→ RECORDS FOR THE TASK:
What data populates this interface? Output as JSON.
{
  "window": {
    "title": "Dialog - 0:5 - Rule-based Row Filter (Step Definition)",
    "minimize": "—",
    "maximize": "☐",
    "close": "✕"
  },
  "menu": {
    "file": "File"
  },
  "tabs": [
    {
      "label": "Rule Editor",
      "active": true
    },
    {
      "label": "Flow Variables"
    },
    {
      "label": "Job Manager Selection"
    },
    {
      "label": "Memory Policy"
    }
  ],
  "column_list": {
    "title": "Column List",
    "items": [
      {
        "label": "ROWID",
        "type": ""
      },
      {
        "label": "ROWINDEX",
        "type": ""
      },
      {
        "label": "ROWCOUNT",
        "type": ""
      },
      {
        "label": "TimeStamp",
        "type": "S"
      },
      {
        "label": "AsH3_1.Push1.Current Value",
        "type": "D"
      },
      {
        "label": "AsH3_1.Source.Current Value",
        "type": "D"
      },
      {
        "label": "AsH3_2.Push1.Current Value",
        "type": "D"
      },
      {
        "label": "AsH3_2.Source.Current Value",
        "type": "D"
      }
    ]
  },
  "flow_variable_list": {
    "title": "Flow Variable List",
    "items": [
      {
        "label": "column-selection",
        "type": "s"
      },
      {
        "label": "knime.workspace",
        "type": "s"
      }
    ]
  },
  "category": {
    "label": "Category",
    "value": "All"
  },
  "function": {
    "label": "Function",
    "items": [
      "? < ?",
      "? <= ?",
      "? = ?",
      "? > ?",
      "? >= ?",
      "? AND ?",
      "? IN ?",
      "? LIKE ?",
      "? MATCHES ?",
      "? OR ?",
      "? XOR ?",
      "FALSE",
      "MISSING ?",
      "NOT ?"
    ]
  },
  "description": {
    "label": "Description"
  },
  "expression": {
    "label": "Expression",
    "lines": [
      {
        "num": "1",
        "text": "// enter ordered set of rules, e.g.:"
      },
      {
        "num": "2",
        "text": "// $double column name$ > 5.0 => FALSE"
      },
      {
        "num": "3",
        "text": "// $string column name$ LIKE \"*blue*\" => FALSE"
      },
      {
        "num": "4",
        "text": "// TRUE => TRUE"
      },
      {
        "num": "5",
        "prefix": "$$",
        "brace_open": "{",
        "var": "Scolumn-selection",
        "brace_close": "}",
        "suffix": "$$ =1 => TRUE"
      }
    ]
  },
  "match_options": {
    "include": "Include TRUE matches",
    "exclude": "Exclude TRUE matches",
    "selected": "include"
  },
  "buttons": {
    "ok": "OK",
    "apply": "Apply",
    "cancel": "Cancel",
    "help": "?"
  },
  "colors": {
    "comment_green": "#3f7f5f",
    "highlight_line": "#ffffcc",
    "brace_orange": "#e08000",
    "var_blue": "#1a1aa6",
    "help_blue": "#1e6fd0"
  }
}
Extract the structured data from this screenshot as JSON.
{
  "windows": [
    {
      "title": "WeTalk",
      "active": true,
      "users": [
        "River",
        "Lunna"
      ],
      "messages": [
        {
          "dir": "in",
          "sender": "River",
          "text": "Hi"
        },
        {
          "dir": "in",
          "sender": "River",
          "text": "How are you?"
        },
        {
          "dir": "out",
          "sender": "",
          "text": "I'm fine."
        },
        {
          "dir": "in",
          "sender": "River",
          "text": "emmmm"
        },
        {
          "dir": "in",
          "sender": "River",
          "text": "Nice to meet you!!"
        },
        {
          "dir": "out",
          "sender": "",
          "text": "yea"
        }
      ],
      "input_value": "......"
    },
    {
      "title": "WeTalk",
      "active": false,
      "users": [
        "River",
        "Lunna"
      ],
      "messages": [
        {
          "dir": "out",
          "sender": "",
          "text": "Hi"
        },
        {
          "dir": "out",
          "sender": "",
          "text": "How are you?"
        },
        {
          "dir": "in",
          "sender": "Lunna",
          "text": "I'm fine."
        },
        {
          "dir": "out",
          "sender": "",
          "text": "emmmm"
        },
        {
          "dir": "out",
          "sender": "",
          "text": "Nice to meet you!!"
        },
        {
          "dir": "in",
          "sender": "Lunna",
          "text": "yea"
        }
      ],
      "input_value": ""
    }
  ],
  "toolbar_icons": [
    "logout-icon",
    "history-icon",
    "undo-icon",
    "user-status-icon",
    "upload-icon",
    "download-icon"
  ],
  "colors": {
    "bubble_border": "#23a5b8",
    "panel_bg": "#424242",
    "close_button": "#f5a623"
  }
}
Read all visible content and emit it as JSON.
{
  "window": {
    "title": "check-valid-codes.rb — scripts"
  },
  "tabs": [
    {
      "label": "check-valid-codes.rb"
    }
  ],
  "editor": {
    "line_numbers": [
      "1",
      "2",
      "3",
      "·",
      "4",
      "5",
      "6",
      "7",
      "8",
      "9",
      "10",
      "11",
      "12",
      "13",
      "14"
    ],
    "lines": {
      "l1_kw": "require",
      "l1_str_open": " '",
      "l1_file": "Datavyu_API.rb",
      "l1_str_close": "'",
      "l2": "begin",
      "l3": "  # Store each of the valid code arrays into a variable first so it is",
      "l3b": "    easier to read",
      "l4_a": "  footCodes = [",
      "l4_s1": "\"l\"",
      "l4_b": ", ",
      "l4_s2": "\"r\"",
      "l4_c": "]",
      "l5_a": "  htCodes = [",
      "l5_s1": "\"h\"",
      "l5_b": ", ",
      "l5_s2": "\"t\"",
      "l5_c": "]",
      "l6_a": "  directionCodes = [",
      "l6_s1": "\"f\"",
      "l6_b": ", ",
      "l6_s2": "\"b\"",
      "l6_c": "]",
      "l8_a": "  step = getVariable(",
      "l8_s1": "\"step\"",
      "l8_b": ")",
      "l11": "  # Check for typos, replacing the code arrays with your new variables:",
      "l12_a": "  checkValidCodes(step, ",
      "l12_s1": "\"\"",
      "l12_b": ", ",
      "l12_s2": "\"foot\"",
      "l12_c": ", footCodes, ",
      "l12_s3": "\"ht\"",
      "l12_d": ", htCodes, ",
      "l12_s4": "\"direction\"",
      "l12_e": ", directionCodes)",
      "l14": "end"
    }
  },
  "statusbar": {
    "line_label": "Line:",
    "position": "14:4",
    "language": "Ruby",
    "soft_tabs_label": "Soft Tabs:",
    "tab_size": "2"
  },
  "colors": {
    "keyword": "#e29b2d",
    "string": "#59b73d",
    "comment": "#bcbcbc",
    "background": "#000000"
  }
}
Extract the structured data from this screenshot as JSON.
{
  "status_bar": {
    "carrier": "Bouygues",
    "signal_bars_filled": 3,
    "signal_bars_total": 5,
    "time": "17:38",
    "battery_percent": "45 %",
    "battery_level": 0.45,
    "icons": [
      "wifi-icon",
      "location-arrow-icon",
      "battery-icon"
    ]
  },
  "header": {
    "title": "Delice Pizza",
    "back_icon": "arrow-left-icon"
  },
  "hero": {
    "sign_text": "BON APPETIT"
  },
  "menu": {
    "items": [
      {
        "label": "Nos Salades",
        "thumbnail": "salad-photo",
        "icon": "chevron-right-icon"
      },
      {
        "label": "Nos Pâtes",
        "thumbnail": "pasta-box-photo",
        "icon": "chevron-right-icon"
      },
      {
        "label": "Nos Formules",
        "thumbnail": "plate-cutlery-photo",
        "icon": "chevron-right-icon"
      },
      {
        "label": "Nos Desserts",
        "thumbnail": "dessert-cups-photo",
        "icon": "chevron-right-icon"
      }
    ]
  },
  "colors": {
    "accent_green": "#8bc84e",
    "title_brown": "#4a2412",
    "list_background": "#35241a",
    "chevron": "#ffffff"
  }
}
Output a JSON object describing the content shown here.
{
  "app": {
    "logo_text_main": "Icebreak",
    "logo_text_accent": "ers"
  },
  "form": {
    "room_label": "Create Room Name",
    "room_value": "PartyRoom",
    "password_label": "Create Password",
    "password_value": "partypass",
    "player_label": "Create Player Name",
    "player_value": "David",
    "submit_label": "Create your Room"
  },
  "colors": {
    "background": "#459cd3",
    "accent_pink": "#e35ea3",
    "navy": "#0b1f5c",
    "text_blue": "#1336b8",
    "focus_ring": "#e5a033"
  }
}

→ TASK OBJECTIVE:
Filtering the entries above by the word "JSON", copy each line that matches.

→ TASK SOLUTION:
What data populates this interface? Output as JSON.
Extract the structured data from this screenshot as JSON.
Read all visible content and emit it as JSON.
Extract the structured data from this screenshot as JSON.
Output a JSON object describing the content shown here.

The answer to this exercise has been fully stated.